** WORK ORDER **
The job is to find each line of the records below that includes the word "twitter" and copy it.

** EXCERPTED DATA **

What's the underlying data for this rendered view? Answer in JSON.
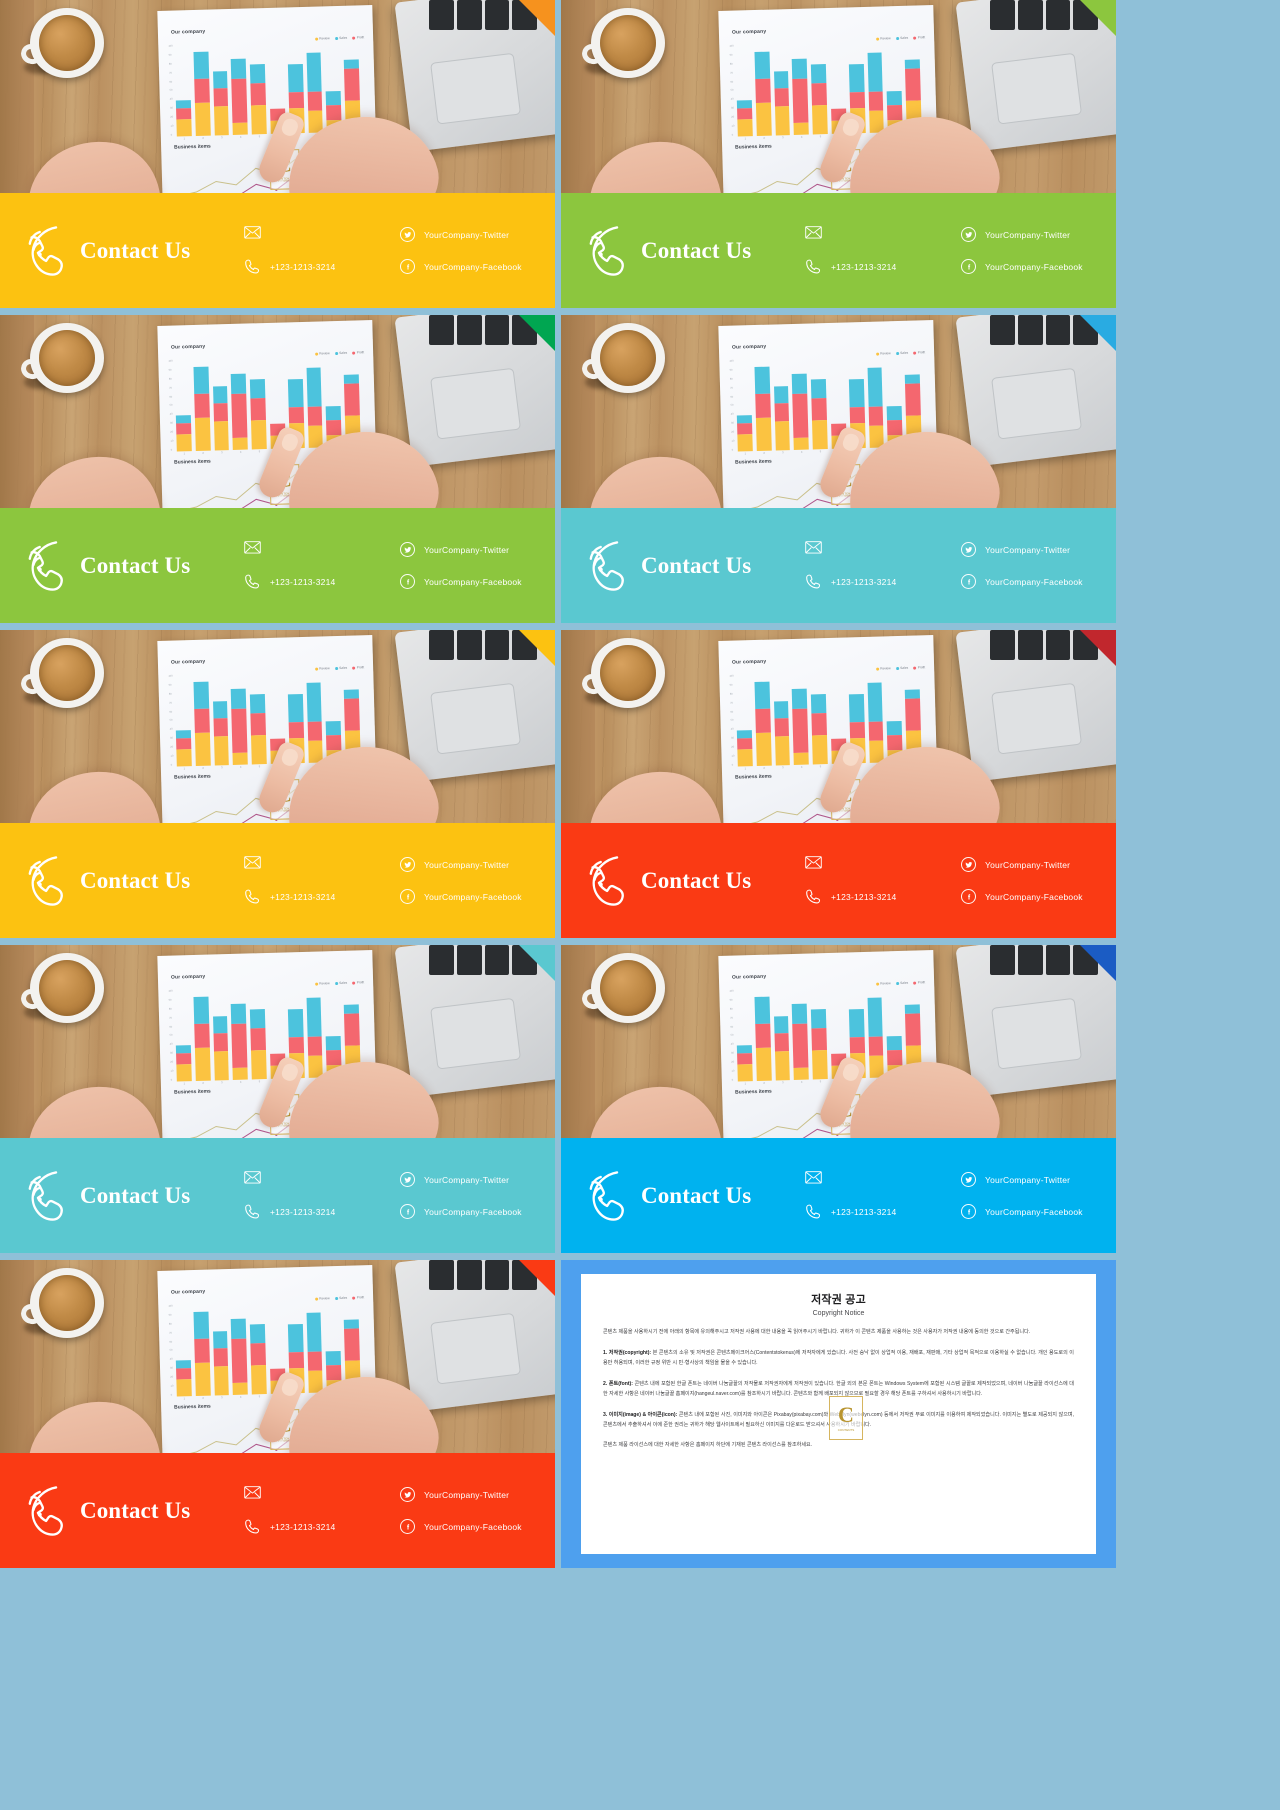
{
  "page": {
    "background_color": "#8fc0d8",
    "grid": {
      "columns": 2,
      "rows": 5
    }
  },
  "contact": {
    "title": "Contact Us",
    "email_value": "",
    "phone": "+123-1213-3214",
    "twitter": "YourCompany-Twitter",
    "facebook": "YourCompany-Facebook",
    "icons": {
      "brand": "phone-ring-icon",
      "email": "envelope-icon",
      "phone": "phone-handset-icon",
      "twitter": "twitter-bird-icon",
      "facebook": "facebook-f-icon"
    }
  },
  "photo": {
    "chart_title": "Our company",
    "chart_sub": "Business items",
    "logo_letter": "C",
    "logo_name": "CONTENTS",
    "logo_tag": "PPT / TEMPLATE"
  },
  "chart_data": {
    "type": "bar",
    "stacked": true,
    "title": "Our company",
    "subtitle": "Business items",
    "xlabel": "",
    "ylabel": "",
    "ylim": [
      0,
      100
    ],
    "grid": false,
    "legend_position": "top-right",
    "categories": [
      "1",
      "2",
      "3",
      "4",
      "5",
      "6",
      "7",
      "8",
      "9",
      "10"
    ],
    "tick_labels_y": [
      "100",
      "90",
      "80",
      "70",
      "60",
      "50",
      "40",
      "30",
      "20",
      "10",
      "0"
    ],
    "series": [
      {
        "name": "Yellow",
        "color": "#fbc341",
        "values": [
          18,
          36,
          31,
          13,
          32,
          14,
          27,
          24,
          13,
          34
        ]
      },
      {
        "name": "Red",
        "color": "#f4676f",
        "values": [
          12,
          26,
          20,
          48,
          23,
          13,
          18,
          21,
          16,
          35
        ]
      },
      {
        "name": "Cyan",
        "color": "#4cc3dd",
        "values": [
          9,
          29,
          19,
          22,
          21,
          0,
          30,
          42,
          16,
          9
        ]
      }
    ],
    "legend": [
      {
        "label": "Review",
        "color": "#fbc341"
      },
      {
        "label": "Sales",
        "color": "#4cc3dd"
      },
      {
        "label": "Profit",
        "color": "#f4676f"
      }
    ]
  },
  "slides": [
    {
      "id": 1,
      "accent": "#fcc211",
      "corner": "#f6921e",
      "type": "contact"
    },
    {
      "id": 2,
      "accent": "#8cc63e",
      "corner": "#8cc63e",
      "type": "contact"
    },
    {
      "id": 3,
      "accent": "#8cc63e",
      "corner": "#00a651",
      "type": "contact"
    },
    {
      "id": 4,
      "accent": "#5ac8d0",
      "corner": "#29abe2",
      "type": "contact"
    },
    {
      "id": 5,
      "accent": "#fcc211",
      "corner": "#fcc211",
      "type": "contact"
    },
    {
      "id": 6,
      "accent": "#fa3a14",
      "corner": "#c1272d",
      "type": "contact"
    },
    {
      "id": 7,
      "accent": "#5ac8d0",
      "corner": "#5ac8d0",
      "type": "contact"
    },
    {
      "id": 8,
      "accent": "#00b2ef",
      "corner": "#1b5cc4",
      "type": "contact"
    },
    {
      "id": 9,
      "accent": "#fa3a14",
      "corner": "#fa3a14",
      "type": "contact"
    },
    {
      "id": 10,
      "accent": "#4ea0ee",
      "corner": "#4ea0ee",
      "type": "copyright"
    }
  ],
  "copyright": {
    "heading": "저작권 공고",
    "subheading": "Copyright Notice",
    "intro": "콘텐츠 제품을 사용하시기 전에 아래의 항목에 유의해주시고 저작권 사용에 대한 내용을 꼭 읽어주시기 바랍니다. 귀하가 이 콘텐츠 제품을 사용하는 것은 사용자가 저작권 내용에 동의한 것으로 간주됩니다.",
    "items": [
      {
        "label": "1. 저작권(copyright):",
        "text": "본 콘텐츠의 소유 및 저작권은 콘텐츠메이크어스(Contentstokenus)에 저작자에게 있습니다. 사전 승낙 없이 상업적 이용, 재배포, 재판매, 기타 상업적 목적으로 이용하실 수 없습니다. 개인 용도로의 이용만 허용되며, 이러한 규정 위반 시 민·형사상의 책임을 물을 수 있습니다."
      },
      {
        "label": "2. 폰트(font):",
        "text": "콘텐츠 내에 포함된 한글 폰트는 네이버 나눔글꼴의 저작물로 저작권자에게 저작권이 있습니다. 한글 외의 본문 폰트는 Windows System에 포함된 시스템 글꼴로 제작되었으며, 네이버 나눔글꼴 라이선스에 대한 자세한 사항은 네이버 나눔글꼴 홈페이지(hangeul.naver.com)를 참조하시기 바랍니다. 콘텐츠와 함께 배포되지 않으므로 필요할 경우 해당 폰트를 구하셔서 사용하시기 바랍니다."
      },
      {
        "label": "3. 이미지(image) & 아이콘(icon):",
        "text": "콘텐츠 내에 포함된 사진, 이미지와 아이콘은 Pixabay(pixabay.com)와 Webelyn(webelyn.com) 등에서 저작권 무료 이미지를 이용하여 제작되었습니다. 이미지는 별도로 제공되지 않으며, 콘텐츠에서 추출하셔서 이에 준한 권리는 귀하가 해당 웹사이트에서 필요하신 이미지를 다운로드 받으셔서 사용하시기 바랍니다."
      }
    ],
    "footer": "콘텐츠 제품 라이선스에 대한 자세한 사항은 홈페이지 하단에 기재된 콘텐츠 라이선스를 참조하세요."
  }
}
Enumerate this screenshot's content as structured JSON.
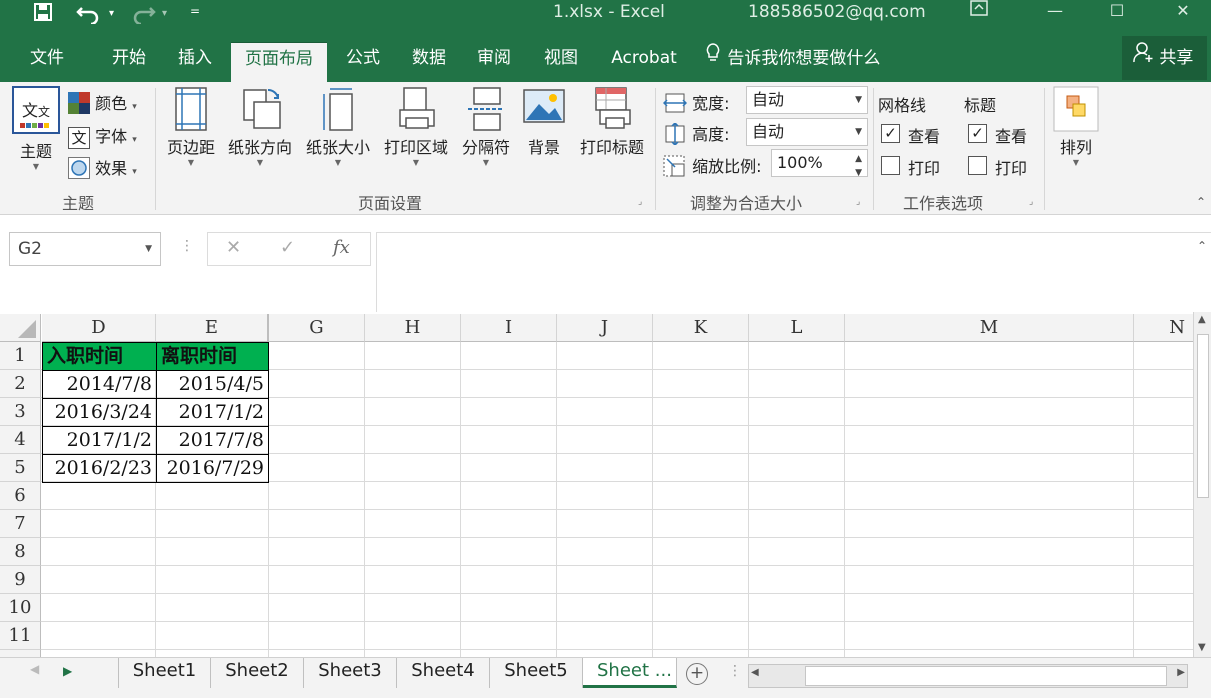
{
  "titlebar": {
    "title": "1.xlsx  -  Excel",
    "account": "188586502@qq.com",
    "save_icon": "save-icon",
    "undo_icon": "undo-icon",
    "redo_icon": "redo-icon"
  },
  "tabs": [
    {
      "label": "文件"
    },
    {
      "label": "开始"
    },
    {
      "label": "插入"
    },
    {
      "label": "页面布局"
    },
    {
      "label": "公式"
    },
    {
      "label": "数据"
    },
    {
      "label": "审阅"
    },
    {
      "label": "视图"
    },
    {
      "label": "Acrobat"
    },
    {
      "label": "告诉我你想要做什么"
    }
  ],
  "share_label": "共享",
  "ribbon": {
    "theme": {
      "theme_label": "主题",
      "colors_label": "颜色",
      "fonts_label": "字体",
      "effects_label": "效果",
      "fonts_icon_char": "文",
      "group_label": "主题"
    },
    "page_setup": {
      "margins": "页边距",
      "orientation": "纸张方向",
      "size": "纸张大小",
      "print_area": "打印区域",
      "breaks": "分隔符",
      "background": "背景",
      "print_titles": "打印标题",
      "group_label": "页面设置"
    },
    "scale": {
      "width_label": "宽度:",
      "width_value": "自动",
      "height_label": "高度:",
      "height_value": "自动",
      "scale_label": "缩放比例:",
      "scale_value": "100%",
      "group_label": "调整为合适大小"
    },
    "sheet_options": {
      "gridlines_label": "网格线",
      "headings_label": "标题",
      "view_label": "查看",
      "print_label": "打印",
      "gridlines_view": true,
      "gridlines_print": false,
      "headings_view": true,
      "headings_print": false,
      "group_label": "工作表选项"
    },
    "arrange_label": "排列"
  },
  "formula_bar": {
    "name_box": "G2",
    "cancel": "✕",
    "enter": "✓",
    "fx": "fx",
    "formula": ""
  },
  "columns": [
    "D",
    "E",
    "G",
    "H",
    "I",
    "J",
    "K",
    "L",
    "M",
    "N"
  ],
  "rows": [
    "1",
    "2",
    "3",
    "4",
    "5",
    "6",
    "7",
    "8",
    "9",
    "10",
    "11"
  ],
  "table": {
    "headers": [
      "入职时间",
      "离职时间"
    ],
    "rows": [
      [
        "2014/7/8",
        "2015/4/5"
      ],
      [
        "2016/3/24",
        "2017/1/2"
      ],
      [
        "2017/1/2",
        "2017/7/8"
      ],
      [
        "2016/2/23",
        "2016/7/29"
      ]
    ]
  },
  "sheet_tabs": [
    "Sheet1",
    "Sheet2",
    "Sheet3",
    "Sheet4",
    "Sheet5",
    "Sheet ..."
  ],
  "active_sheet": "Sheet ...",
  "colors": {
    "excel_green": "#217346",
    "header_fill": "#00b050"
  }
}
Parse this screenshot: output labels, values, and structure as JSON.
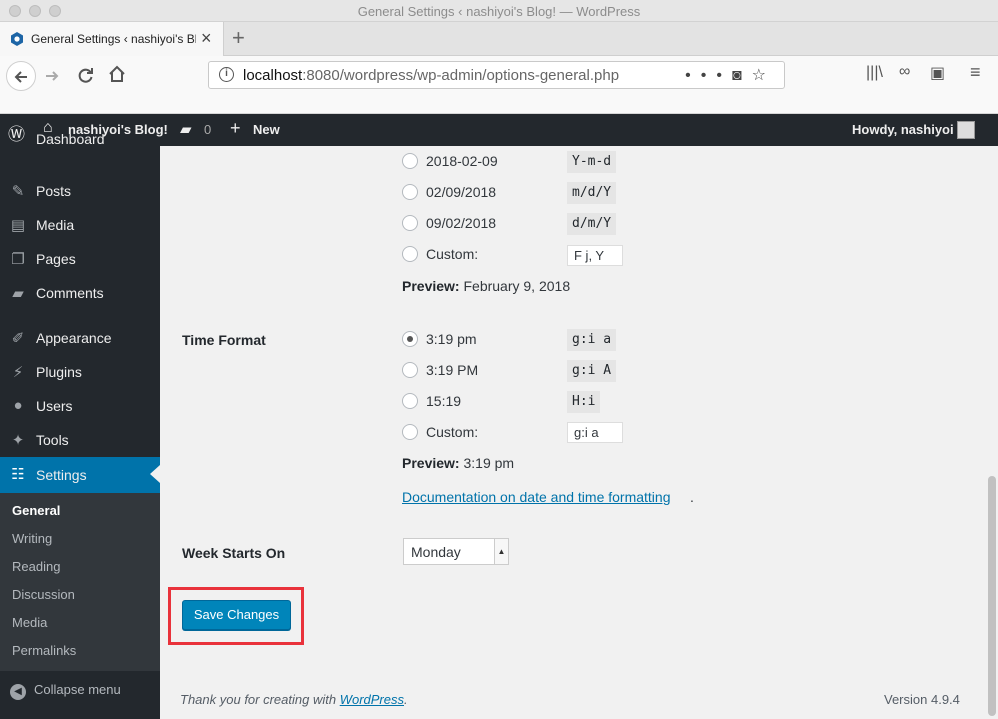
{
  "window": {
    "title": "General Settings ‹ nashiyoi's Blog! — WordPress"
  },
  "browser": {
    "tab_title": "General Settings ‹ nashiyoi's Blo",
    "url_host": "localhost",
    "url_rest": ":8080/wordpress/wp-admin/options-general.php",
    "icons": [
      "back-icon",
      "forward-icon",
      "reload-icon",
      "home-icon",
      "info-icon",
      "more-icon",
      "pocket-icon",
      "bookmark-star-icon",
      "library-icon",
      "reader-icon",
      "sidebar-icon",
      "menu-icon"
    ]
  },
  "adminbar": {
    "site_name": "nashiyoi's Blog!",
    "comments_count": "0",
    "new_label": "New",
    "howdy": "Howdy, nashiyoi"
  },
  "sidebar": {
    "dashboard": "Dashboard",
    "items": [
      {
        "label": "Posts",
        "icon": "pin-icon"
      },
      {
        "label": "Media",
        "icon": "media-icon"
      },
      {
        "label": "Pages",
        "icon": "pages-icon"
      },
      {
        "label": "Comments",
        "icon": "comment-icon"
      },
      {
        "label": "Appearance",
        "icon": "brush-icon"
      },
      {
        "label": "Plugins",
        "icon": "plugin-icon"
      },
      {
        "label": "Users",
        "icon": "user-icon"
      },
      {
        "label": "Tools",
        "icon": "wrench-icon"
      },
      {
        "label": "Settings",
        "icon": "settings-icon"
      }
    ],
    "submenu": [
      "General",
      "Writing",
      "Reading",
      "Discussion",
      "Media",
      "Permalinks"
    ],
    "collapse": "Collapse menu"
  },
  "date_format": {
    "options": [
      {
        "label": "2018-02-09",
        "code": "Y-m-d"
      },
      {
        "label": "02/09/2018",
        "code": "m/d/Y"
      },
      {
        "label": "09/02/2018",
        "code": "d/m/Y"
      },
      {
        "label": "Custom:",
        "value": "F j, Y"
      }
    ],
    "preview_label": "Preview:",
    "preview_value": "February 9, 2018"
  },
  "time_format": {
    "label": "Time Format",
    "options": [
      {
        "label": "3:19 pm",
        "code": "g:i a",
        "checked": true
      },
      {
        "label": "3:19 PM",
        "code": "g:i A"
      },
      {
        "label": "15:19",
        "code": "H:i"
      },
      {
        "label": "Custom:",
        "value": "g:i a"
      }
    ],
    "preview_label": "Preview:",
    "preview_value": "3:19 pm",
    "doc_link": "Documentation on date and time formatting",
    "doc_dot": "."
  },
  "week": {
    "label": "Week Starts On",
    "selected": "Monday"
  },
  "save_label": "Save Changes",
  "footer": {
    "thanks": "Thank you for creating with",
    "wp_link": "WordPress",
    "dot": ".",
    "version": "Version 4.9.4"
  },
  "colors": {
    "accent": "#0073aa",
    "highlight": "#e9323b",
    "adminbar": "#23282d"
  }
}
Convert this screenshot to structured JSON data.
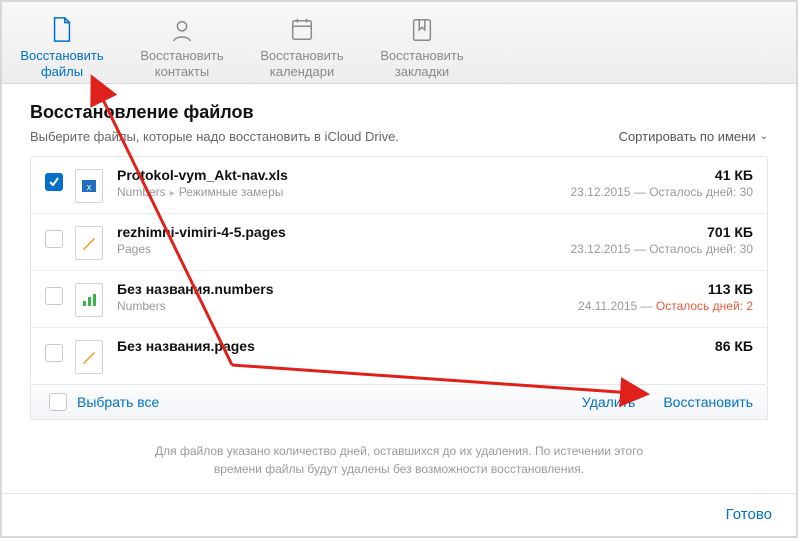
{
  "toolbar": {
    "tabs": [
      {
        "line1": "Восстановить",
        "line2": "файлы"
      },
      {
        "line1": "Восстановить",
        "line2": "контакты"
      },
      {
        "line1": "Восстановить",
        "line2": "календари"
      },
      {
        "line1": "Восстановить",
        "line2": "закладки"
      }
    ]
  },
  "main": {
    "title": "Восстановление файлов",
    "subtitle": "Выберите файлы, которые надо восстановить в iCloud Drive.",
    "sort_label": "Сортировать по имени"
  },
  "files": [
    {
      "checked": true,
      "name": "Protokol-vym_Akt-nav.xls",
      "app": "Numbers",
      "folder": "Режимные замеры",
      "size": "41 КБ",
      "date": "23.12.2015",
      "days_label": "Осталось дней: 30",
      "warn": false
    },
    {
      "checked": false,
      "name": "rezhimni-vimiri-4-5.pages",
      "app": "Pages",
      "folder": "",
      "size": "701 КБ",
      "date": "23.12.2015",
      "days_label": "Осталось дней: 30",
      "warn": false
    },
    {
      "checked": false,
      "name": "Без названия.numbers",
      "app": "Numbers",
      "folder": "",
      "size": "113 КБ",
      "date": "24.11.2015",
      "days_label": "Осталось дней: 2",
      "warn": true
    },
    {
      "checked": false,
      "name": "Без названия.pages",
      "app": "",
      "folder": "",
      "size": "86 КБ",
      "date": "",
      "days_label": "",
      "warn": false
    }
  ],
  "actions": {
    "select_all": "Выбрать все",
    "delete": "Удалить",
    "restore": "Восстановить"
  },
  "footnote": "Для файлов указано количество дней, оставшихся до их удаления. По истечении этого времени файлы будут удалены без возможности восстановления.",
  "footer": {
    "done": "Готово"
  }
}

** TASK RESULT **
    "twitter": "YourCompany-Twitter",
      "twitter": "twitter-bird-icon",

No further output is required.